> **WHAT IS EXPECTED**
Every line below should be given again without alteration.

> **MATERIAL PROVIDED**

----------------------------------------

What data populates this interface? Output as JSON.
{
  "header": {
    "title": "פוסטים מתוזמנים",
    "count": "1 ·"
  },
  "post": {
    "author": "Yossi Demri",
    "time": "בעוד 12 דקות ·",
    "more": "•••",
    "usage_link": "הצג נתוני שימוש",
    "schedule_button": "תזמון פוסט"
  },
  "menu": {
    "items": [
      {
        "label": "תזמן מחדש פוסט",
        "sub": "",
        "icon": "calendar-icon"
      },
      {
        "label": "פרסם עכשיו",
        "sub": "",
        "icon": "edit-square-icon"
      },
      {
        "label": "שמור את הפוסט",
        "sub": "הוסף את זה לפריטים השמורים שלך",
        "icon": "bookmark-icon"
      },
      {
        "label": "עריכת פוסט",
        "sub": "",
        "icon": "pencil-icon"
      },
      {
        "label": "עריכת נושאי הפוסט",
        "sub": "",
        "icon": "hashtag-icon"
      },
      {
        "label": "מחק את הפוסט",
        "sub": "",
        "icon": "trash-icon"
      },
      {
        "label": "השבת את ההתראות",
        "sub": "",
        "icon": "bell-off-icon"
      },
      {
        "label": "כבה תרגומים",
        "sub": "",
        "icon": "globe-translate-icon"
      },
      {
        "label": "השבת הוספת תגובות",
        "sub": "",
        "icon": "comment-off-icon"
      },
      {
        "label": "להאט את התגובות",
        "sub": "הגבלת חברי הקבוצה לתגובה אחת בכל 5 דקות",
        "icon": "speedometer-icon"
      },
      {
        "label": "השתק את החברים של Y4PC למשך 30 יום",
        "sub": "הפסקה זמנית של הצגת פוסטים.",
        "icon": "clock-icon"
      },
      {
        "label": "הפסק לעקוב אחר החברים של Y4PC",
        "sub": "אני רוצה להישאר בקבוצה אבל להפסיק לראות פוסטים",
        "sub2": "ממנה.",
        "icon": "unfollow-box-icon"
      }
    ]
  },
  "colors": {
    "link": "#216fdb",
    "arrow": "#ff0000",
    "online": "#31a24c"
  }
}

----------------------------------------

> **ANSWER BOX**
What data populates this interface? Output as JSON.
{
  "header": {
    "title": "פוסטים מתוזמנים",
    "count": "1 ·"
  },
  "post": {
    "author": "Yossi Demri",
    "time": "בעוד 12 דקות ·",
    "more": "•••",
    "usage_link": "הצג נתוני שימוש",
    "schedule_button": "תזמון פוסט"
  },
  "menu": {
    "items": [
      {
        "label": "תזמן מחדש פוסט",
        "sub": "",
        "icon": "calendar-icon"
      },
      {
        "label": "פרסם עכשיו",
        "sub": "",
        "icon": "edit-square-icon"
      },
      {
        "label": "שמור את הפוסט",
        "sub": "הוסף את זה לפריטים השמורים שלך",
        "icon": "bookmark-icon"
      },
      {
        "label": "עריכת פוסט",
        "sub": "",
        "icon": "pencil-icon"
      },
      {
        "label": "עריכת נושאי הפוסט",
        "sub": "",
        "icon": "hashtag-icon"
      },
      {
        "label": "מחק את הפוסט",
        "sub": "",
        "icon": "trash-icon"
      },
      {
        "label": "השבת את ההתראות",
        "sub": "",
        "icon": "bell-off-icon"
      },
      {
        "label": "כבה תרגומים",
        "sub": "",
        "icon": "globe-translate-icon"
      },
      {
        "label": "השבת הוספת תגובות",
        "sub": "",
        "icon": "comment-off-icon"
      },
      {
        "label": "להאט את התגובות",
        "sub": "הגבלת חברי הקבוצה לתגובה אחת בכל 5 דקות",
        "icon": "speedometer-icon"
      },
      {
        "label": "השתק את החברים של Y4PC למשך 30 יום",
        "sub": "הפסקה זמנית של הצגת פוסטים.",
        "icon": "clock-icon"
      },
      {
        "label": "הפסק לעקוב אחר החברים של Y4PC",
        "sub": "אני רוצה להישאר בקבוצה אבל להפסיק לראות פוסטים",
        "sub2": "ממנה.",
        "icon": "unfollow-box-icon"
      }
    ]
  },
  "colors": {
    "link": "#216fdb",
    "arrow": "#ff0000",
    "online": "#31a24c"
  }
}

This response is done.